┌──

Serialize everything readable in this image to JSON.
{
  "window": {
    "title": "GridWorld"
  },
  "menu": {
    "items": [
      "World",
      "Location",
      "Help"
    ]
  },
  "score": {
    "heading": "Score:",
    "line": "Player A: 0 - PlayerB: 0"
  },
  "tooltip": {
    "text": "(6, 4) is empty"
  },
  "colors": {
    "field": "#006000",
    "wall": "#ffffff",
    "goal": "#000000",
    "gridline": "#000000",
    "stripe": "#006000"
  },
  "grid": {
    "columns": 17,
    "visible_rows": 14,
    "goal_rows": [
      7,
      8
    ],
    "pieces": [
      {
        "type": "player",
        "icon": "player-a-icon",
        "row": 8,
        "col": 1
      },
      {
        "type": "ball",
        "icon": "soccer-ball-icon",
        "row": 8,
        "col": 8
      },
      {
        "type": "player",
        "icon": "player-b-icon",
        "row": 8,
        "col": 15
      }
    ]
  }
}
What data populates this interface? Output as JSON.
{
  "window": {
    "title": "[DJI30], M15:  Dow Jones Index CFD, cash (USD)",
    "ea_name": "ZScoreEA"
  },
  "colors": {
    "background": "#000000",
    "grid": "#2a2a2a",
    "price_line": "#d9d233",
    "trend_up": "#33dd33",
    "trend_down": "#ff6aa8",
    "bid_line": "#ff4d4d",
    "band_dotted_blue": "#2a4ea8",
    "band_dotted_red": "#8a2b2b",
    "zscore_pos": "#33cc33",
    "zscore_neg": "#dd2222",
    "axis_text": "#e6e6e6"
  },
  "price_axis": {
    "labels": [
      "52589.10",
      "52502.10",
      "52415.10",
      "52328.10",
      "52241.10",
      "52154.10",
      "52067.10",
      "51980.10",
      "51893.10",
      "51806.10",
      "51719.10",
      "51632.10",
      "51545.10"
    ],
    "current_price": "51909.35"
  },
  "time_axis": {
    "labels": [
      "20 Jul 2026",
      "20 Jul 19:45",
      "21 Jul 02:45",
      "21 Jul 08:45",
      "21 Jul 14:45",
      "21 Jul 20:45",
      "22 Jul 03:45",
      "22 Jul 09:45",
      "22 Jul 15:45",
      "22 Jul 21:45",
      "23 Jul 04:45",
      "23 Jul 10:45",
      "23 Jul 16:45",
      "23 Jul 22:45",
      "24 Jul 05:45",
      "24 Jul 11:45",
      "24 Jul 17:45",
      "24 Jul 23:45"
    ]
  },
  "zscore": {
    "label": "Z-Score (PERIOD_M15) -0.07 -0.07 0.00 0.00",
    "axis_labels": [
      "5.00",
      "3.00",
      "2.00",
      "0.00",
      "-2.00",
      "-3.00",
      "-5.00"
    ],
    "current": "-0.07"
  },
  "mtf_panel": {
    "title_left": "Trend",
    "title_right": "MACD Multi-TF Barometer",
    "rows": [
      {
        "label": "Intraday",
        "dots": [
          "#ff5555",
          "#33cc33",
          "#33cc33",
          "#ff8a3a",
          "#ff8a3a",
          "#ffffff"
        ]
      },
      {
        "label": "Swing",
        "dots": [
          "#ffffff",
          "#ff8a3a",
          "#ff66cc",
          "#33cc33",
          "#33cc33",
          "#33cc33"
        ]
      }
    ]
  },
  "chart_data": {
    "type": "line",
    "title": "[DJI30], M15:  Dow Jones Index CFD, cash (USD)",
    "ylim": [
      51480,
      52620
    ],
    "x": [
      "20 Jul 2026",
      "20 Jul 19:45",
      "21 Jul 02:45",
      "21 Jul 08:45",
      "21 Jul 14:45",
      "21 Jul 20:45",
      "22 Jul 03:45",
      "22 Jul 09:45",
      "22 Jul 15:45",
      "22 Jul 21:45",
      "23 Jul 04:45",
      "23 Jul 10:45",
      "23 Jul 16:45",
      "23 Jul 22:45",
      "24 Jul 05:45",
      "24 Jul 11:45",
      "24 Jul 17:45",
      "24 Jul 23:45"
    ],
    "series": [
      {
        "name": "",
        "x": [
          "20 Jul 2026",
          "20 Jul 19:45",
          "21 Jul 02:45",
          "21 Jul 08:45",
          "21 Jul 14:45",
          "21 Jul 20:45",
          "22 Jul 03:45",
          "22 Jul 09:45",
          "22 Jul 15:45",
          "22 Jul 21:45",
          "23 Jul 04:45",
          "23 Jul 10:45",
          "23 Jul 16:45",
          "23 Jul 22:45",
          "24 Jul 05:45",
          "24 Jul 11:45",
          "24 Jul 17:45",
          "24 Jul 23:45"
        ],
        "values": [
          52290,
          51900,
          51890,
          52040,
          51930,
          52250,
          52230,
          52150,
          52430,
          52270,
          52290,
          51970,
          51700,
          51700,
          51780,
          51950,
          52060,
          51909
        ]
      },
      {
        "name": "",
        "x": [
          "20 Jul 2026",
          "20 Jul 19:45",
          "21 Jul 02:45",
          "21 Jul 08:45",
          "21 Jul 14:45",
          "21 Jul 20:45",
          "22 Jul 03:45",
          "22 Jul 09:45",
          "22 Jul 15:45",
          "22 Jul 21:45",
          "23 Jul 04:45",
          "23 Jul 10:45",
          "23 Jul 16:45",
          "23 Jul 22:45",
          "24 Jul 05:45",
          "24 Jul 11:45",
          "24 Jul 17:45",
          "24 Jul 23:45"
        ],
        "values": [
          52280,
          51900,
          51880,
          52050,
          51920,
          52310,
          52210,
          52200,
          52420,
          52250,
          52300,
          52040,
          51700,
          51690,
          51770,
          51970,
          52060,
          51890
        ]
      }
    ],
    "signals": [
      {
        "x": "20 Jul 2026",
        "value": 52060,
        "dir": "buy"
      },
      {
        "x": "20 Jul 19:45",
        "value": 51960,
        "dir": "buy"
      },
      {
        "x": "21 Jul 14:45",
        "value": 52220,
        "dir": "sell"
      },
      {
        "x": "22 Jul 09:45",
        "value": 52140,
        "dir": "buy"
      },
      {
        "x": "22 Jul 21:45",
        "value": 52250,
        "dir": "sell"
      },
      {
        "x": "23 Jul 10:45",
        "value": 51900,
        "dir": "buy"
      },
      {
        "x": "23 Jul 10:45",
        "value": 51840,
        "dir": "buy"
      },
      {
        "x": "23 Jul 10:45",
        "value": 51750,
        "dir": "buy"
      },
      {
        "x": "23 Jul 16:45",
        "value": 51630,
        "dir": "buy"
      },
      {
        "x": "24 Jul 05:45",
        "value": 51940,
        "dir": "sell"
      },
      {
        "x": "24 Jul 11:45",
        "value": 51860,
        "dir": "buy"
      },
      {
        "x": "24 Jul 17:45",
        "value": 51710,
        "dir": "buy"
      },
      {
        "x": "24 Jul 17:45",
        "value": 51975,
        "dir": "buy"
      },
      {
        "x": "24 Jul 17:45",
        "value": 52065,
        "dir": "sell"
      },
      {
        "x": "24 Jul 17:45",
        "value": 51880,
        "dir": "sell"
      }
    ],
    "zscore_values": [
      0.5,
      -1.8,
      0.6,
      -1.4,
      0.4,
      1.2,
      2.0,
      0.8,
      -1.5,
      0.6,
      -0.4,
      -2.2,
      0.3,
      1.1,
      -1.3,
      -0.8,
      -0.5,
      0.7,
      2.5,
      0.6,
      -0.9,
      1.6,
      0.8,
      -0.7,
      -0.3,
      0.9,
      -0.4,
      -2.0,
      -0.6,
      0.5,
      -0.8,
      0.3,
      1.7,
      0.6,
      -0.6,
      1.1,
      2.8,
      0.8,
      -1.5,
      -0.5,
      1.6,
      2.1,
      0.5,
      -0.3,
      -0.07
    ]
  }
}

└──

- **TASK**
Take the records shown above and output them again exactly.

- **OUTPUT FOR THIS EXERCISE**
Serialize everything readable in this image to JSON.
{
  "window": {
    "title": "GridWorld"
  },
  "menu": {
    "items": [
      "World",
      "Location",
      "Help"
    ]
  },
  "score": {
    "heading": "Score:",
    "line": "Player A: 0 - PlayerB: 0"
  },
  "tooltip": {
    "text": "(6, 4) is empty"
  },
  "colors": {
    "field": "#006000",
    "wall": "#ffffff",
    "goal": "#000000",
    "gridline": "#000000",
    "stripe": "#006000"
  },
  "grid": {
    "columns": 17,
    "visible_rows": 14,
    "goal_rows": [
      7,
      8
    ],
    "pieces": [
      {
        "type": "player",
        "icon": "player-a-icon",
        "row": 8,
        "col": 1
      },
      {
        "type": "ball",
        "icon": "soccer-ball-icon",
        "row": 8,
        "col": 8
      },
      {
        "type": "player",
        "icon": "player-b-icon",
        "row": 8,
        "col": 15
      }
    ]
  }
}
What data populates this interface? Output as JSON.
{
  "window": {
    "title": "[DJI30], M15:  Dow Jones Index CFD, cash (USD)",
    "ea_name": "ZScoreEA"
  },
  "colors": {
    "background": "#000000",
    "grid": "#2a2a2a",
    "price_line": "#d9d233",
    "trend_up": "#33dd33",
    "trend_down": "#ff6aa8",
    "bid_line": "#ff4d4d",
    "band_dotted_blue": "#2a4ea8",
    "band_dotted_red": "#8a2b2b",
    "zscore_pos": "#33cc33",
    "zscore_neg": "#dd2222",
    "axis_text": "#e6e6e6"
  },
  "price_axis": {
    "labels": [
      "52589.10",
      "52502.10",
      "52415.10",
      "52328.10",
      "52241.10",
      "52154.10",
      "52067.10",
      "51980.10",
      "51893.10",
      "51806.10",
      "51719.10",
      "51632.10",
      "51545.10"
    ],
    "current_price": "51909.35"
  },
  "time_axis": {
    "labels": [
      "20 Jul 2026",
      "20 Jul 19:45",
      "21 Jul 02:45",
      "21 Jul 08:45",
      "21 Jul 14:45",
      "21 Jul 20:45",
      "22 Jul 03:45",
      "22 Jul 09:45",
      "22 Jul 15:45",
      "22 Jul 21:45",
      "23 Jul 04:45",
      "23 Jul 10:45",
      "23 Jul 16:45",
      "23 Jul 22:45",
      "24 Jul 05:45",
      "24 Jul 11:45",
      "24 Jul 17:45",
      "24 Jul 23:45"
    ]
  },
  "zscore": {
    "label": "Z-Score (PERIOD_M15) -0.07 -0.07 0.00 0.00",
    "axis_labels": [
      "5.00",
      "3.00",
      "2.00",
      "0.00",
      "-2.00",
      "-3.00",
      "-5.00"
    ],
    "current": "-0.07"
  },
  "mtf_panel": {
    "title_left": "Trend",
    "title_right": "MACD Multi-TF Barometer",
    "rows": [
      {
        "label": "Intraday",
        "dots": [
          "#ff5555",
          "#33cc33",
          "#33cc33",
          "#ff8a3a",
          "#ff8a3a",
          "#ffffff"
        ]
      },
      {
        "label": "Swing",
        "dots": [
          "#ffffff",
          "#ff8a3a",
          "#ff66cc",
          "#33cc33",
          "#33cc33",
          "#33cc33"
        ]
      }
    ]
  },
  "chart_data": {
    "type": "line",
    "title": "[DJI30], M15:  Dow Jones Index CFD, cash (USD)",
    "ylim": [
      51480,
      52620
    ],
    "x": [
      "20 Jul 2026",
      "20 Jul 19:45",
      "21 Jul 02:45",
      "21 Jul 08:45",
      "21 Jul 14:45",
      "21 Jul 20:45",
      "22 Jul 03:45",
      "22 Jul 09:45",
      "22 Jul 15:45",
      "22 Jul 21:45",
      "23 Jul 04:45",
      "23 Jul 10:45",
      "23 Jul 16:45",
      "23 Jul 22:45",
      "24 Jul 05:45",
      "24 Jul 11:45",
      "24 Jul 17:45",
      "24 Jul 23:45"
    ],
    "series": [
      {
        "name": "",
        "x": [
          "20 Jul 2026",
          "20 Jul 19:45",
          "21 Jul 02:45",
          "21 Jul 08:45",
          "21 Jul 14:45",
          "21 Jul 20:45",
          "22 Jul 03:45",
          "22 Jul 09:45",
          "22 Jul 15:45",
          "22 Jul 21:45",
          "23 Jul 04:45",
          "23 Jul 10:45",
          "23 Jul 16:45",
          "23 Jul 22:45",
          "24 Jul 05:45",
          "24 Jul 11:45",
          "24 Jul 17:45",
          "24 Jul 23:45"
        ],
        "values": [
          52290,
          51900,
          51890,
          52040,
          51930,
          52250,
          52230,
          52150,
          52430,
          52270,
          52290,
          51970,
          51700,
          51700,
          51780,
          51950,
          52060,
          51909
        ]
      },
      {
        "name": "",
        "x": [
          "20 Jul 2026",
          "20 Jul 19:45",
          "21 Jul 02:45",
          "21 Jul 08:45",
          "21 Jul 14:45",
          "21 Jul 20:45",
          "22 Jul 03:45",
          "22 Jul 09:45",
          "22 Jul 15:45",
          "22 Jul 21:45",
          "23 Jul 04:45",
          "23 Jul 10:45",
          "23 Jul 16:45",
          "23 Jul 22:45",
          "24 Jul 05:45",
          "24 Jul 11:45",
          "24 Jul 17:45",
          "24 Jul 23:45"
        ],
        "values": [
          52280,
          51900,
          51880,
          52050,
          51920,
          52310,
          52210,
          52200,
          52420,
          52250,
          52300,
          52040,
          51700,
          51690,
          51770,
          51970,
          52060,
          51890
        ]
      }
    ],
    "signals": [
      {
        "x": "20 Jul 2026",
        "value": 52060,
        "dir": "buy"
      },
      {
        "x": "20 Jul 19:45",
        "value": 51960,
        "dir": "buy"
      },
      {
        "x": "21 Jul 14:45",
        "value": 52220,
        "dir": "sell"
      },
      {
        "x": "22 Jul 09:45",
        "value": 52140,
        "dir": "buy"
      },
      {
        "x": "22 Jul 21:45",
        "value": 52250,
        "dir": "sell"
      },
      {
        "x": "23 Jul 10:45",
        "value": 51900,
        "dir": "buy"
      },
      {
        "x": "23 Jul 10:45",
        "value": 51840,
        "dir": "buy"
      },
      {
        "x": "23 Jul 10:45",
        "value": 51750,
        "dir": "buy"
      },
      {
        "x": "23 Jul 16:45",
        "value": 51630,
        "dir": "buy"
      },
      {
        "x": "24 Jul 05:45",
        "value": 51940,
        "dir": "sell"
      },
      {
        "x": "24 Jul 11:45",
        "value": 51860,
        "dir": "buy"
      },
      {
        "x": "24 Jul 17:45",
        "value": 51710,
        "dir": "buy"
      },
      {
        "x": "24 Jul 17:45",
        "value": 51975,
        "dir": "buy"
      },
      {
        "x": "24 Jul 17:45",
        "value": 52065,
        "dir": "sell"
      },
      {
        "x": "24 Jul 17:45",
        "value": 51880,
        "dir": "sell"
      }
    ],
    "zscore_values": [
      0.5,
      -1.8,
      0.6,
      -1.4,
      0.4,
      1.2,
      2.0,
      0.8,
      -1.5,
      0.6,
      -0.4,
      -2.2,
      0.3,
      1.1,
      -1.3,
      -0.8,
      -0.5,
      0.7,
      2.5,
      0.6,
      -0.9,
      1.6,
      0.8,
      -0.7,
      -0.3,
      0.9,
      -0.4,
      -2.0,
      -0.6,
      0.5,
      -0.8,
      0.3,
      1.7,
      0.6,
      -0.6,
      1.1,
      2.8,
      0.8,
      -1.5,
      -0.5,
      1.6,
      2.1,
      0.5,
      -0.3,
      -0.07
    ]
  }
}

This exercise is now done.